**What needs to be done**
Where the string "name" appears in a line of the material below, copy that line.

**Material for this exercise**
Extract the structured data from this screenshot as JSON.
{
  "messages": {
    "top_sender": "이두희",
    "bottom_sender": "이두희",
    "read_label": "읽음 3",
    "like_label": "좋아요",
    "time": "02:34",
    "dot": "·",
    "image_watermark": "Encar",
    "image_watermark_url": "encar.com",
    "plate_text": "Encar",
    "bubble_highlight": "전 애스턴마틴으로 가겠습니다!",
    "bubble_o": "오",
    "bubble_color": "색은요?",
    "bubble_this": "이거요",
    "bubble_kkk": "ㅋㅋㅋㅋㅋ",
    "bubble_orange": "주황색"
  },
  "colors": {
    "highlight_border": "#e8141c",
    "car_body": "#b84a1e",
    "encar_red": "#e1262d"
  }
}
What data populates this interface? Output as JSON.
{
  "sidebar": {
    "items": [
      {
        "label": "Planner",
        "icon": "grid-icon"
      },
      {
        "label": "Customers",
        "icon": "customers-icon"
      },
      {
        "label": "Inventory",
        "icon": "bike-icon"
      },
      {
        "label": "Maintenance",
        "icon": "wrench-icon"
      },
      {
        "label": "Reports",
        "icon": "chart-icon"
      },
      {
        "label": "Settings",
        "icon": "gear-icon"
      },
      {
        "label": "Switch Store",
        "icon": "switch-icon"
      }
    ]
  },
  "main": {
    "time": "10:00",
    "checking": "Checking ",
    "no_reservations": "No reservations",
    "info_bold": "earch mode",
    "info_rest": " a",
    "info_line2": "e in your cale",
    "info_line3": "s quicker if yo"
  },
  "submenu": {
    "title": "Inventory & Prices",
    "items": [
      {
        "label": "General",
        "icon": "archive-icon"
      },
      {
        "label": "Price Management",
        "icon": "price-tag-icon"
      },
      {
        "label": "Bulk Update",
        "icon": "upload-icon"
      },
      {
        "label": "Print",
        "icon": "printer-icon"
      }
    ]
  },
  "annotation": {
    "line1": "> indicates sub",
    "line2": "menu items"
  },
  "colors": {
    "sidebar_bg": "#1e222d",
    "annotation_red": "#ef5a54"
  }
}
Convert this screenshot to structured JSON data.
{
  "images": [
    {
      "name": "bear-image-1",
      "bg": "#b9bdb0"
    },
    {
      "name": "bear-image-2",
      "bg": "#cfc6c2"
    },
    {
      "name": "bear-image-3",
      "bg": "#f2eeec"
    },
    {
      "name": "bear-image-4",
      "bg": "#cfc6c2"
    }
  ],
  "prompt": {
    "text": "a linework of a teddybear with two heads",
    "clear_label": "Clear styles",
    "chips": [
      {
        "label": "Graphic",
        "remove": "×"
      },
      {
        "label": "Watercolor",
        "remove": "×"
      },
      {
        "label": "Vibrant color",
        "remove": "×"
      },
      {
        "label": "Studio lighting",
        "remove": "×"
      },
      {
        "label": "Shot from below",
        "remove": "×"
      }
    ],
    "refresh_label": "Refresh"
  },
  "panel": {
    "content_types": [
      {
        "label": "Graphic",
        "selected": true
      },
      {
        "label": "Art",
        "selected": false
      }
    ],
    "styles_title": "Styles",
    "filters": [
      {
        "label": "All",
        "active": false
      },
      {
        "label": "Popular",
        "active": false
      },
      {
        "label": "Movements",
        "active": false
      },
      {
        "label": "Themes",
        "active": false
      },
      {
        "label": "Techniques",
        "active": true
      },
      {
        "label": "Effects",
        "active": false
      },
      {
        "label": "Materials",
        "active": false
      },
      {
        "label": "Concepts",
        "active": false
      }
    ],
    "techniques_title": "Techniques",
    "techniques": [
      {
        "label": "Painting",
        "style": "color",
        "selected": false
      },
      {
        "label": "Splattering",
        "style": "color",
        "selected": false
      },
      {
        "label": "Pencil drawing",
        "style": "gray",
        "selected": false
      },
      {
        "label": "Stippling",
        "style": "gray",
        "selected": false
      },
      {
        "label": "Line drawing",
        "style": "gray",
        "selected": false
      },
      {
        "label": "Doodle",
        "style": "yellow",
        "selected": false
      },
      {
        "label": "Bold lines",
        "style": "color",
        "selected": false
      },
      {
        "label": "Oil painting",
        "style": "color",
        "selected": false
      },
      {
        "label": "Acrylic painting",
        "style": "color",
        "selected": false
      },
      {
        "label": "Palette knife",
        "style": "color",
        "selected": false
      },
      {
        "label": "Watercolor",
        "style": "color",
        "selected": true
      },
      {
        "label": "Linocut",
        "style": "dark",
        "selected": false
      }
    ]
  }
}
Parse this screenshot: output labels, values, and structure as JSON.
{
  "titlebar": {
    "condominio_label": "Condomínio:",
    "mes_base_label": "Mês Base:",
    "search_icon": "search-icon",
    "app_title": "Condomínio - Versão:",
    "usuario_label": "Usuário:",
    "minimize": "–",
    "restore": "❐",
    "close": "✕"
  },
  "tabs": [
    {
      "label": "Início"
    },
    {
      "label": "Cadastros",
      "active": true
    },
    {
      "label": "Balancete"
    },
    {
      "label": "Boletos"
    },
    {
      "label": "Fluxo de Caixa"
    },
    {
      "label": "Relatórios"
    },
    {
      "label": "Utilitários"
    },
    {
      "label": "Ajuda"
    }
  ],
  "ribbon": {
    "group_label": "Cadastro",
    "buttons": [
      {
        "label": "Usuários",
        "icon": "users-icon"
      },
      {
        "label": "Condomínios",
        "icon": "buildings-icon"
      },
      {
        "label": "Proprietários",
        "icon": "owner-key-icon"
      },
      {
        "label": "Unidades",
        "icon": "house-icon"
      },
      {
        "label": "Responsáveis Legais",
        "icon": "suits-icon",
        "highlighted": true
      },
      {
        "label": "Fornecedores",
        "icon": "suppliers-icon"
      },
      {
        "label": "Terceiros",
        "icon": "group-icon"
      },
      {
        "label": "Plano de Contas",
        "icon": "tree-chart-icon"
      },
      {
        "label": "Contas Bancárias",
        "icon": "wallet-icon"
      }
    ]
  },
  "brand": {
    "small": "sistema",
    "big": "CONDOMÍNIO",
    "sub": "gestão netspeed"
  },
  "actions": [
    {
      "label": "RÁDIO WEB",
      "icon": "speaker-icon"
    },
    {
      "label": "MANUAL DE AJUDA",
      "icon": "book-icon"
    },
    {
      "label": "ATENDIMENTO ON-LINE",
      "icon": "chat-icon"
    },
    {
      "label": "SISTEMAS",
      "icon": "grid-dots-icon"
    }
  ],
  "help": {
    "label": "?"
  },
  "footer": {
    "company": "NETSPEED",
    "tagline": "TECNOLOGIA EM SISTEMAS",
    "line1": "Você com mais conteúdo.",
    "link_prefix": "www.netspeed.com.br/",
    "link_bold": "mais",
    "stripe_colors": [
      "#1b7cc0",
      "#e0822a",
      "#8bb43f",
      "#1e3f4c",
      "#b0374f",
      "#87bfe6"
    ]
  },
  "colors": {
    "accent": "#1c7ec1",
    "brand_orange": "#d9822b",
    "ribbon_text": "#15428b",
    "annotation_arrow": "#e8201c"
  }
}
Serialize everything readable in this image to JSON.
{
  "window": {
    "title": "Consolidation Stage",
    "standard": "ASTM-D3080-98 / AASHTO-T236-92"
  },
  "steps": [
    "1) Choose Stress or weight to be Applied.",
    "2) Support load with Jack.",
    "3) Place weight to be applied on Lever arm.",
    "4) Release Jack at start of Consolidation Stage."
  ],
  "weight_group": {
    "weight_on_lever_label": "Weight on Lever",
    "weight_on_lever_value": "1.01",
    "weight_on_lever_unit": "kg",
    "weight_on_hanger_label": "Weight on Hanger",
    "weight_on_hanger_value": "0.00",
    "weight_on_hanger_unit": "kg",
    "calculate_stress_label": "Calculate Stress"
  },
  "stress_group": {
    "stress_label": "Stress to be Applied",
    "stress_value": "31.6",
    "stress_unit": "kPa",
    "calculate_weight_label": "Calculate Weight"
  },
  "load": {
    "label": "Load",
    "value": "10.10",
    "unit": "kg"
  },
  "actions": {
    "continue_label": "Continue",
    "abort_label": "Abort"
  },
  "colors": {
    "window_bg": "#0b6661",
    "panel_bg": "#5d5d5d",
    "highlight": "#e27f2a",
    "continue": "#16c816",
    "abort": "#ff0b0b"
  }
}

**Solution**
      "name": "bear-image-1",
      "name": "bear-image-2",
      "name": "bear-image-3",
      "name": "bear-image-4",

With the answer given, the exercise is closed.